Data about app and page elements:

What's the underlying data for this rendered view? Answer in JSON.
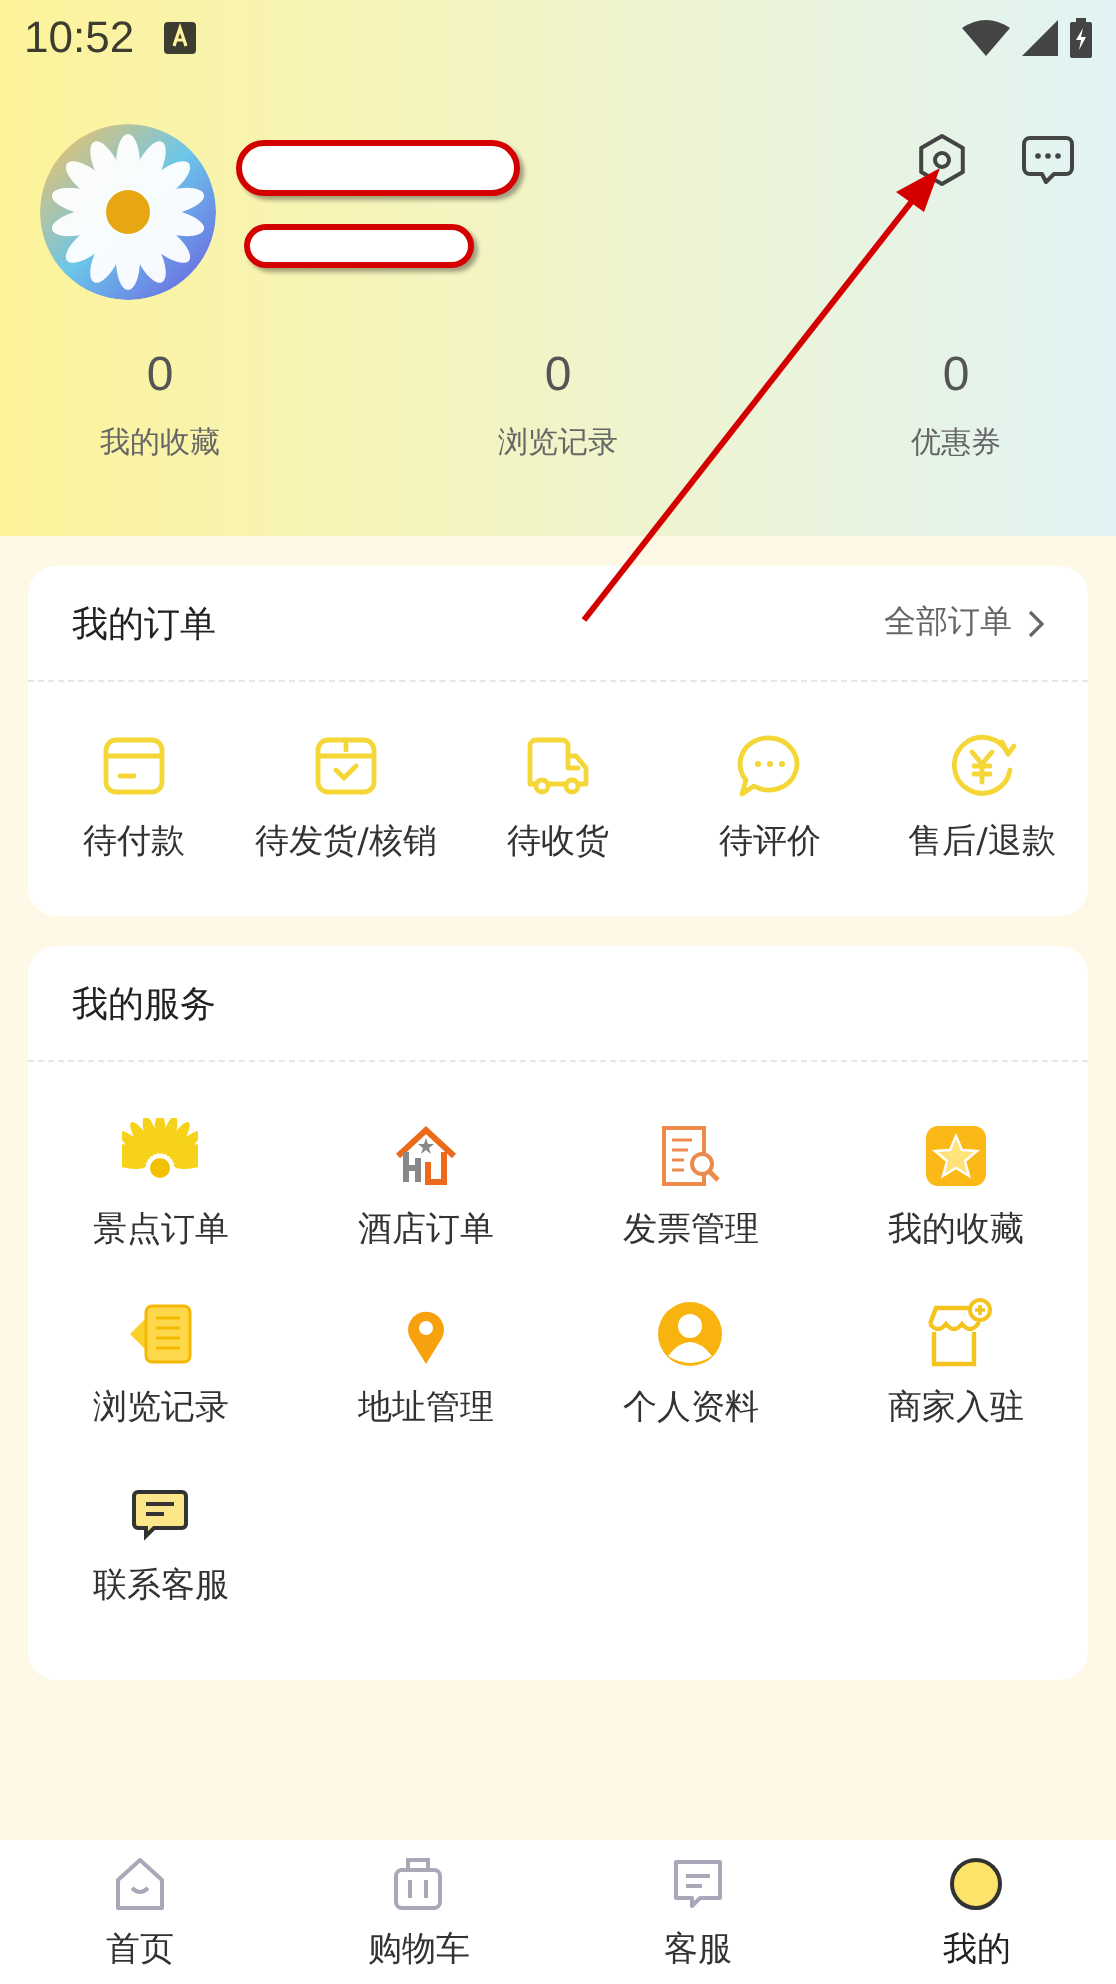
{
  "status_bar": {
    "time": "10:52"
  },
  "stats": [
    {
      "value": "0",
      "label": "我的收藏"
    },
    {
      "value": "0",
      "label": "浏览记录"
    },
    {
      "value": "0",
      "label": "优惠券"
    }
  ],
  "orders": {
    "title": "我的订单",
    "link": "全部订单",
    "items": [
      "待付款",
      "待发货/核销",
      "待收货",
      "待评价",
      "售后/退款"
    ]
  },
  "services": {
    "title": "我的服务",
    "items": [
      "景点订单",
      "酒店订单",
      "发票管理",
      "我的收藏",
      "浏览记录",
      "地址管理",
      "个人资料",
      "商家入驻",
      "联系客服"
    ]
  },
  "bottom_nav": [
    {
      "label": "首页",
      "selected": false
    },
    {
      "label": "购物车",
      "selected": false
    },
    {
      "label": "客服",
      "selected": false
    },
    {
      "label": "我的",
      "selected": true
    }
  ]
}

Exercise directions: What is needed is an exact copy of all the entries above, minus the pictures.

Exercise response:
What's the underlying data for this rendered view? Answer in JSON.
{
  "status_bar": {
    "time": "10:52"
  },
  "stats": [
    {
      "value": "0",
      "label": "我的收藏"
    },
    {
      "value": "0",
      "label": "浏览记录"
    },
    {
      "value": "0",
      "label": "优惠券"
    }
  ],
  "orders": {
    "title": "我的订单",
    "link": "全部订单",
    "items": [
      "待付款",
      "待发货/核销",
      "待收货",
      "待评价",
      "售后/退款"
    ]
  },
  "services": {
    "title": "我的服务",
    "items": [
      "景点订单",
      "酒店订单",
      "发票管理",
      "我的收藏",
      "浏览记录",
      "地址管理",
      "个人资料",
      "商家入驻",
      "联系客服"
    ]
  },
  "bottom_nav": [
    {
      "label": "首页",
      "selected": false
    },
    {
      "label": "购物车",
      "selected": false
    },
    {
      "label": "客服",
      "selected": false
    },
    {
      "label": "我的",
      "selected": true
    }
  ]
}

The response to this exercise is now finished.